HOW TO COMPLETE THIS TASK: In the following listing, work out how many lines contain the string "列入经营异常名录信息", and state only that number.

PROVIDED DATA:

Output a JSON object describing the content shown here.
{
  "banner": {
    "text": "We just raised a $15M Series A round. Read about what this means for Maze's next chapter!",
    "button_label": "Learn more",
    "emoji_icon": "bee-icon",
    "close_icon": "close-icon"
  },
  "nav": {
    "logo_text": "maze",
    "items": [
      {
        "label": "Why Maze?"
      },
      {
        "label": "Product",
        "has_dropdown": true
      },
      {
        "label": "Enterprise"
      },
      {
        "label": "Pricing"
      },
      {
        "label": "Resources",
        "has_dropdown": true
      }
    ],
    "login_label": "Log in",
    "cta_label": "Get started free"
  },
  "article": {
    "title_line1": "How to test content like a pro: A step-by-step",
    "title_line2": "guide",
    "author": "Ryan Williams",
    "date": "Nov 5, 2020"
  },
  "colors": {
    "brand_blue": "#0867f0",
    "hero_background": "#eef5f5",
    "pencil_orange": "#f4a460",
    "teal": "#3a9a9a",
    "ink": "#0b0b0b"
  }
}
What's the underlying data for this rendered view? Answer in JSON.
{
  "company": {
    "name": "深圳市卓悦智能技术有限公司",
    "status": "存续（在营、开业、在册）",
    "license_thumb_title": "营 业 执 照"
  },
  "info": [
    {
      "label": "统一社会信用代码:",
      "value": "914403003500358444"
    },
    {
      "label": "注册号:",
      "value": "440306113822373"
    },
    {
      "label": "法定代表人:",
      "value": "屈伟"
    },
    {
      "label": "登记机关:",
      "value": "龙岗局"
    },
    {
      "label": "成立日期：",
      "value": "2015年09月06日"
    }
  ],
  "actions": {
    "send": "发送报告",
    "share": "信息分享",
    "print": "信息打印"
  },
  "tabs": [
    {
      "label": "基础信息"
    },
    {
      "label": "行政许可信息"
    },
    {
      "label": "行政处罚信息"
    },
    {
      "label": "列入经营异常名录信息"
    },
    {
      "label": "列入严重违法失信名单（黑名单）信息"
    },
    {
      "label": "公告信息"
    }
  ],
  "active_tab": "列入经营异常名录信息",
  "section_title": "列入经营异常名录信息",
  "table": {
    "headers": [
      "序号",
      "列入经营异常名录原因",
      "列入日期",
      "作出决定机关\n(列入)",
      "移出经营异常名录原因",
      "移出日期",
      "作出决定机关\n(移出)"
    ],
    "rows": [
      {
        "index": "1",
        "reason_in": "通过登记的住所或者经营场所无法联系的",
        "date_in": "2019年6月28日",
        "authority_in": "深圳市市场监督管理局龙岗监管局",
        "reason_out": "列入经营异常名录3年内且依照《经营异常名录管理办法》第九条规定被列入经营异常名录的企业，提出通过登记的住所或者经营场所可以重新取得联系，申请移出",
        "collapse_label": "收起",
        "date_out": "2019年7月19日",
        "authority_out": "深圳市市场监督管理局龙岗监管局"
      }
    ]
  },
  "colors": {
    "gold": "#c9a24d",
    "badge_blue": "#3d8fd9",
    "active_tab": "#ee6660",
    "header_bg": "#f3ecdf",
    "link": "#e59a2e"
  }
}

ANSWER AREA: 3